On today’s date in 1991, mountaineer Yves LaForest became the first Québecer to complete the ascent of Mount Everest, which is 8,850 metres above sea level in Nepal and China.
The world’s tallest summit above sea level, the famous mountain straddles the China-Nepal border and is often referred to as “the roof of the world.” Its other names include “Sagarmatha” (or “Mother of the Universe” in Nepali) and “Chomolangma” (or “Goddess Mother of the Snows” in Tibetan).
LaForest is an alpinist, engineer, motivational speaker, author and educator who was born in Montréal on March 26, 1956.

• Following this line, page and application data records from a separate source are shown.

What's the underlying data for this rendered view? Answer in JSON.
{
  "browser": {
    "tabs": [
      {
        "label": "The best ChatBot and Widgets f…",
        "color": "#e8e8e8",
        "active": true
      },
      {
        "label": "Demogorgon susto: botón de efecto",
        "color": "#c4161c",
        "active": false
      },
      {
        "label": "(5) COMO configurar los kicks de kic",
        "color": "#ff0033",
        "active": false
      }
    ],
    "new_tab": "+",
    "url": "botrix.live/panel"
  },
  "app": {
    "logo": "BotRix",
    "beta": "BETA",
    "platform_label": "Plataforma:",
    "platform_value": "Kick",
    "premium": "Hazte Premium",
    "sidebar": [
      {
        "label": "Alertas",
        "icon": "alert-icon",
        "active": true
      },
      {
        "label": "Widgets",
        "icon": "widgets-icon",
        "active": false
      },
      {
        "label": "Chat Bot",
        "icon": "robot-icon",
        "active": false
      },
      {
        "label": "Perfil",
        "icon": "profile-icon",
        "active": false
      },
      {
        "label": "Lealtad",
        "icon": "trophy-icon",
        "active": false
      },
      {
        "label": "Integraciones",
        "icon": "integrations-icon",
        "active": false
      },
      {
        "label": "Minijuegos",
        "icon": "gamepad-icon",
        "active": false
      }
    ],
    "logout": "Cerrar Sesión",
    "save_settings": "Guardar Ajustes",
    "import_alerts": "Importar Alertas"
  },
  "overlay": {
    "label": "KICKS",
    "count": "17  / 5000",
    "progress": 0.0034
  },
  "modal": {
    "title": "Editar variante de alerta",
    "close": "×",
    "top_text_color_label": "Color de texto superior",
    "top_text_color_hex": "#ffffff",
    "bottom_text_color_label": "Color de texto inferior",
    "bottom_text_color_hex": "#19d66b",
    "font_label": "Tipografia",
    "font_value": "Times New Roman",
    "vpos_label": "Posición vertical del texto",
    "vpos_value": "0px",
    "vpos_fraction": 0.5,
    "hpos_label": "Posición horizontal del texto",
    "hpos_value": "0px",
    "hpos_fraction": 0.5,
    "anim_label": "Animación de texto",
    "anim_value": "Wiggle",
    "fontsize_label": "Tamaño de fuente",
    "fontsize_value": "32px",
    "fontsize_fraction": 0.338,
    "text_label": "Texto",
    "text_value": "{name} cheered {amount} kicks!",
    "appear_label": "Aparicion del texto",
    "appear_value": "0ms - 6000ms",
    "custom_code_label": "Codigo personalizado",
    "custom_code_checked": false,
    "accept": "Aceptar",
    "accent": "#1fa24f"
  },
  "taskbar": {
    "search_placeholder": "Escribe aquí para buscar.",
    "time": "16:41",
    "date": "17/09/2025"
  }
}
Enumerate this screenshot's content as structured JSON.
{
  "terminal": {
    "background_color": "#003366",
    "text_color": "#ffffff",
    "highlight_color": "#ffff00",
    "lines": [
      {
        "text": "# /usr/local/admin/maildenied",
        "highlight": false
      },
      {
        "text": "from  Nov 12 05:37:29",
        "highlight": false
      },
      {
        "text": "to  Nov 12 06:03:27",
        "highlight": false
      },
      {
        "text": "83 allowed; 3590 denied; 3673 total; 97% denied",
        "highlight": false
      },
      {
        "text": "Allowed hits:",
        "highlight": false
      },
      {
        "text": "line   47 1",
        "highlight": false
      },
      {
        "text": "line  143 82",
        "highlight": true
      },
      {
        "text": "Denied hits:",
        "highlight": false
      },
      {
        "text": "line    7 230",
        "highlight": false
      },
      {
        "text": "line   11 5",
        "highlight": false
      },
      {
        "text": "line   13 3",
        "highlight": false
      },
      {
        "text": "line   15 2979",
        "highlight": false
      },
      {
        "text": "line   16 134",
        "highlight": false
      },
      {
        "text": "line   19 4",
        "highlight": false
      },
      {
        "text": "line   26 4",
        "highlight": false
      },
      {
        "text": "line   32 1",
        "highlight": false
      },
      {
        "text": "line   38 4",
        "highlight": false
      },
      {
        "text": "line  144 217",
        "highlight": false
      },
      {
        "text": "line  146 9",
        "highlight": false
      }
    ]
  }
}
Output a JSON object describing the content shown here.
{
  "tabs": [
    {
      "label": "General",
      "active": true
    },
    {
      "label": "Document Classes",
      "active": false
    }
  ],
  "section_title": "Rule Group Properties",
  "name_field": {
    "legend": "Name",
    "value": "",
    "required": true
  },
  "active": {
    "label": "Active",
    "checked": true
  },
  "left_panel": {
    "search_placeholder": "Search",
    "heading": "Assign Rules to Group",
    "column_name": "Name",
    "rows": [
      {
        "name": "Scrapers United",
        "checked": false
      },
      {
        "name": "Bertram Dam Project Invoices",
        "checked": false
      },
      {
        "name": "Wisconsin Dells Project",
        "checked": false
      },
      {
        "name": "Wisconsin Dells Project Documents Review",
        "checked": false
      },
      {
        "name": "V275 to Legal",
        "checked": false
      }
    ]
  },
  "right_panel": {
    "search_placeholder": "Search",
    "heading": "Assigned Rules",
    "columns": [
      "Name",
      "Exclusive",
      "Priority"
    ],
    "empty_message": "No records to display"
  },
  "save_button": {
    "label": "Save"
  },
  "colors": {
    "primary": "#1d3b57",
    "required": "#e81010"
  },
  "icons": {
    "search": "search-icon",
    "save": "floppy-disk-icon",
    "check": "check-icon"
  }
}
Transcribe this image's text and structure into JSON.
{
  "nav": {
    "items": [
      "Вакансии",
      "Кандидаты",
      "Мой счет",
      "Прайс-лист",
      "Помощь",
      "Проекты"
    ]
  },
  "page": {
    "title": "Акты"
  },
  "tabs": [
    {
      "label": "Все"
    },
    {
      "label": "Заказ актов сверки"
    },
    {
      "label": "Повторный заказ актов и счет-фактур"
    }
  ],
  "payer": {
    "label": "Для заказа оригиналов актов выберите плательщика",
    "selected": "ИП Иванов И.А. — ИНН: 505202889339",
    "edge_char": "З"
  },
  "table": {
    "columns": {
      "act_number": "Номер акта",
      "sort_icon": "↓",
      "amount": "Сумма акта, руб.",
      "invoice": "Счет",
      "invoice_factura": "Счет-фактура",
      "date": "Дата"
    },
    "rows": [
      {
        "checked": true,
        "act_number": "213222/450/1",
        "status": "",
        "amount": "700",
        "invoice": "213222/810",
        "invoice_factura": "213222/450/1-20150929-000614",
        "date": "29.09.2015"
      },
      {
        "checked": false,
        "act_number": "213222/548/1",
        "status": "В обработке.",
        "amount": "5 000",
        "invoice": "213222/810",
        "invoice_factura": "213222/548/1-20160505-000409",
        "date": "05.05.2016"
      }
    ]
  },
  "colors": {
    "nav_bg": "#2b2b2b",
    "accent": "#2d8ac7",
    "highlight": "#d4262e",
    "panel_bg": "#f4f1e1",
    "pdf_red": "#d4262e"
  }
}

2002 ‘MOUNTAINS’ SET
In 2002, Canada Post released a 48-cent stamp (Scott #1960) as part of its “Mountains” issue.
“Mountains have served as a source of spiritual inspiration, a gathering place for cultural and recreational activities, and a means by which climbers can challenge their own physical limits,” reads the Crown corporation’s Details magazine (Vol. 11, #4). “In celebration of these grand geological wonders and their surrounding ecosystems, the year 2002 has been named the International Year of Mountains as proclaimed by the United Nations General Assembly.”
Issued in panes of eight domestic-rate stamps – then 48 cents – the set features summits located around the world. These include:
- Mount Logan in Canada;
- Mount Elbrus in Europe;
- Puncak Jaya in Oceania;
- Mount Everest in Asia;
- Kilimanjaro in Africa;
- Vinson Massif in Antarctica;
- Aconcagua in South America; and
- Mount McKinley in North America.
The set also paid tribute to two Canadians, including explorer Bernard Voyer, who was sponsored by Canada Post to undertake expeditions to Vinson Massif, Mount McKinley and Mount Logan, and explorer, climber and photographer Pat Morrow, who was the first man to climb all of the “Seven Summits.” The latter man’s feat made it into the Guinness Book of World Records.
With the “Mountains” set, Toronto’s Q30 Design aimed to raise awareness of the global importance of the mountain ecosystems while celebrating the beauty of summit regions around the world.
Designers used an uncommon circular format, custom die-cuts and an “information-rich” presentation, which appeals to audiences of all ages.
The stamps were printed by the Lowe-Martin Group on Tullis Russell Coatings coated paper using nine-colour lithography. Each stamp measures 36 millimetres by 29 millimetres-32 millimetres with tagging along each side.